“Only the smoke from the crematoria moves in the bright air, heavenward if there were a heaven.”
In his acclaimed 2007 debut novel Finn, Jon Clinch offers up an inspired imagining of "Pap Finn," Huck’s ne’er do well father. For his next book, 2010’s Kings of the Earth, he moves on from the Muddy Mississippi to another bygone era in the rustic upstate New York setting for a multifaceted family chronicle, in tribute to the fading voices and legends of his parent’s generation.
It’s not just literary wanderlust driving Clinch, however, as he lights out for new territories beyond American bounds--whether geographic or thematic—and a bleaker family dynamic to the harrowing heart of holocaustal darkness beating at the core of the engrossing and potent The Thief of Auschwitz (available Jan. 15). The unremitting and ineffable horrors signifying World War II concentration camp barbarism makes for a work that amounts to “a second memorial to that same generation, this time honoring those on my wife’s side of the family of man—the Jewish side—whose stories are likewise in danger of being lost,” Clinch says in the Notes and Acknowledgments.

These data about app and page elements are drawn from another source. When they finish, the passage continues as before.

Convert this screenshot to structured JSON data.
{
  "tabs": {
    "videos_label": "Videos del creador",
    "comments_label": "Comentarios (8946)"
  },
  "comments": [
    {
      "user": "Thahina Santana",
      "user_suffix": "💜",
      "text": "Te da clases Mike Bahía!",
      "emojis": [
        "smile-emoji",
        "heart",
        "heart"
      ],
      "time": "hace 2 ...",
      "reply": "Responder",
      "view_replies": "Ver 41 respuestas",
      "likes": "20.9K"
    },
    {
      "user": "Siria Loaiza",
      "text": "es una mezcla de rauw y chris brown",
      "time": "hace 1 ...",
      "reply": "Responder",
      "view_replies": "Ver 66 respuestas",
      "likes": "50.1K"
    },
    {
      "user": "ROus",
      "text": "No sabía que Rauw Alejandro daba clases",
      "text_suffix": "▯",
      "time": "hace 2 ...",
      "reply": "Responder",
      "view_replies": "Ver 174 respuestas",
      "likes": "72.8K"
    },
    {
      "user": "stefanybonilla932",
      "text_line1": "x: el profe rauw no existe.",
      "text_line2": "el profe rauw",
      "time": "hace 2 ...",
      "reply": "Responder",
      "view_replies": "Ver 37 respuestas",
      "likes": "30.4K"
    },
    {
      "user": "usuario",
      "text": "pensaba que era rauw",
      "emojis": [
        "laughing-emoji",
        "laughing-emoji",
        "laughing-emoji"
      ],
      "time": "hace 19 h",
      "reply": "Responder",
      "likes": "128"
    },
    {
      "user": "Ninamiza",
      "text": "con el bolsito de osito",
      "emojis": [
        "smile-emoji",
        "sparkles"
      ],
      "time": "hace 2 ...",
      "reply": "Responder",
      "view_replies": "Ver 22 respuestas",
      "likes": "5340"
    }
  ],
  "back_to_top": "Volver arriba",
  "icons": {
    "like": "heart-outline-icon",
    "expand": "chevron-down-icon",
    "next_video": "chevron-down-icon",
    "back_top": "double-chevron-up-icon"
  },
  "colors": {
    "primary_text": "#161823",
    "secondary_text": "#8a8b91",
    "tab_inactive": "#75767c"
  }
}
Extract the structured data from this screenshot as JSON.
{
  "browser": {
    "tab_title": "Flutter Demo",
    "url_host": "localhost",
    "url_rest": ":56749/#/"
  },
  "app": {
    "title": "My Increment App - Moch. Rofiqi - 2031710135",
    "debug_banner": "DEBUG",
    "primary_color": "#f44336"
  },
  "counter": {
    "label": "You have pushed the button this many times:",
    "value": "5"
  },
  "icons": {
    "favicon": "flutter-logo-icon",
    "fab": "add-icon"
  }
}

Indeed, the “boot heels of time and history” tramp their bloody trail all over the novelistic dirge as an intertwining narrative chronicles a Polish family of four: Jacob Rosen, a barber; his wife Eidel, a talented artist; tall and robust Max, the 14-yr old son; and his younger sister Lydia, ethereal and beautiful. Together or separately, amidst rumor and uncertainty—one man's crematorium is another man's "clinic"--they are herded by Third Reich thugs onto a train bound for Auschwitz and a way station to finality with its “precarious balance of life and death, and love and hate, and good and evil. If it should permit a heart to rise, it will just as surely strike it down.”

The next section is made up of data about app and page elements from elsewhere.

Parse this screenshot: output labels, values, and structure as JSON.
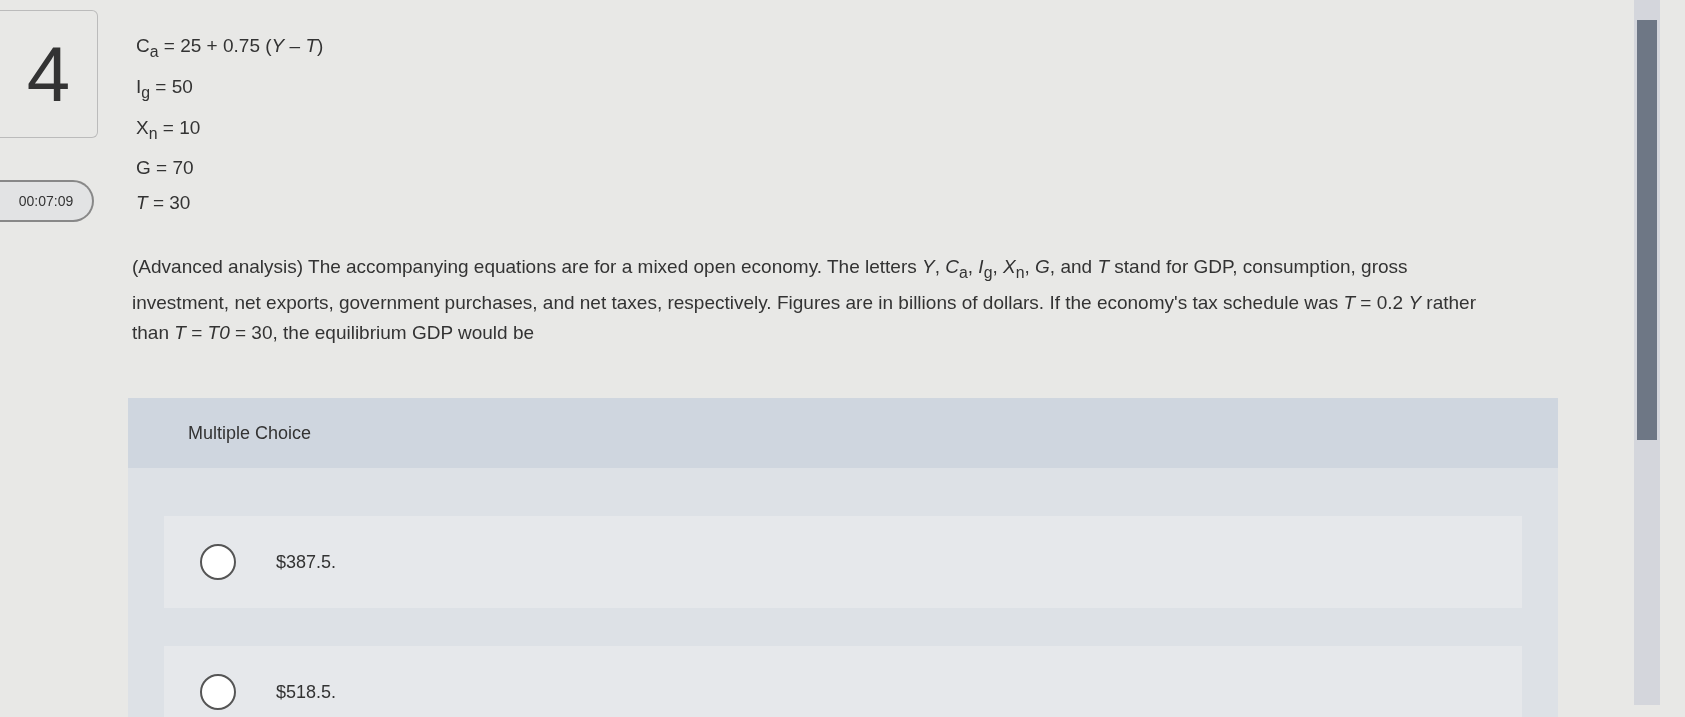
{
  "question_number": "4",
  "timer": "00:07:09",
  "equations": [
    "C$_{a}$ = 25 + 0.75 (*Y* – *T*)",
    "I$_{g}$ = 50",
    "X$_{n}$ = 10",
    "G = 70",
    "*T* = 30"
  ],
  "prompt": "(Advanced analysis) The accompanying equations are for a mixed open economy. The letters *Y*, *C*$_{a}$, *I*$_{g}$, *X*$_{n}$, *G*, and *T* stand for GDP, consumption, gross investment, net exports, government purchases, and net taxes, respectively. Figures are in billions of dollars. If the economy's tax schedule was *T* = 0.2 *Y* rather than *T* = *T0* = 30, the equilibrium GDP would be",
  "choice_panel": {
    "heading": "Multiple Choice",
    "choices": [
      {
        "label": "$387.5.",
        "selected": false
      },
      {
        "label": "$518.5.",
        "selected": false
      }
    ]
  }
}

And so the ever-expanding process of selection and elimination soon enough calls for an untimely death for the delicate Lydia, while Max is able to pass for an 18-year old man suitable for forced labor alongside Jacob, and Eidel is segregated in the women’s camp. Conditions of crowding, hunger, and deprivation, of course, are deplorable, but other downsides remain unthinkable as Clinch’s vivid sense of place doubles as a disorienting sense of displacement, even at the end of day: